Since its birth in Porto Alegre, participatory budgeting, ie the process through which citizens are actively involved in allocating a portion of budgetary resources, has attracted increased attention worldwide and been heralded as a possible answer to the current crisis of public finances, the shortfall in public administration legitimacy, and the loss of trust in representative democracies, or the need to foster local development and growth.
But under which conditions can participatory budgeting work? What do citizens want when participating in budgeting decisions?
According to a recent review of public budgeting, more needs to be known about participatory budgeting, and what citizens expects the process remains largely unexplored.

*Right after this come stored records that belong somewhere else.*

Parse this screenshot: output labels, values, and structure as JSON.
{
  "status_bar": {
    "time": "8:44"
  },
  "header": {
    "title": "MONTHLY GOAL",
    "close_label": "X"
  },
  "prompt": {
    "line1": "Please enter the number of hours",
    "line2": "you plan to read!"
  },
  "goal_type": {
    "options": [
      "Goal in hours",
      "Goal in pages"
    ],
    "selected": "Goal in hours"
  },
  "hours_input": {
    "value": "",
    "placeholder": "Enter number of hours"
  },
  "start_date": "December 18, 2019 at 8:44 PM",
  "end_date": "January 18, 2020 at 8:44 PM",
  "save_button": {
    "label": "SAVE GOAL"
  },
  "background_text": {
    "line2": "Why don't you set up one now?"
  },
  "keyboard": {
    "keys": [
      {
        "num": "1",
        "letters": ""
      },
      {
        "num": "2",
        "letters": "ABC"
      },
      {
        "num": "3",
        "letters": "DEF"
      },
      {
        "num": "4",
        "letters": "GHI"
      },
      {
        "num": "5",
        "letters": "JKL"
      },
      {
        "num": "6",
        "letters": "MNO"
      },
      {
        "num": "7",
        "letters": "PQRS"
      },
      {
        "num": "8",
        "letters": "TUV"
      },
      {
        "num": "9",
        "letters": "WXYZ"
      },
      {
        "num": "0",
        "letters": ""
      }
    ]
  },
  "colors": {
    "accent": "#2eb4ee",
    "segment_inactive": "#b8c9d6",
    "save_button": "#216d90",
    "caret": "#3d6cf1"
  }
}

We recently explored how Italian citizens perceive participatory budgeting and the way in which it is implemented. We found four typologies of citizens being involved in participatory budgeting.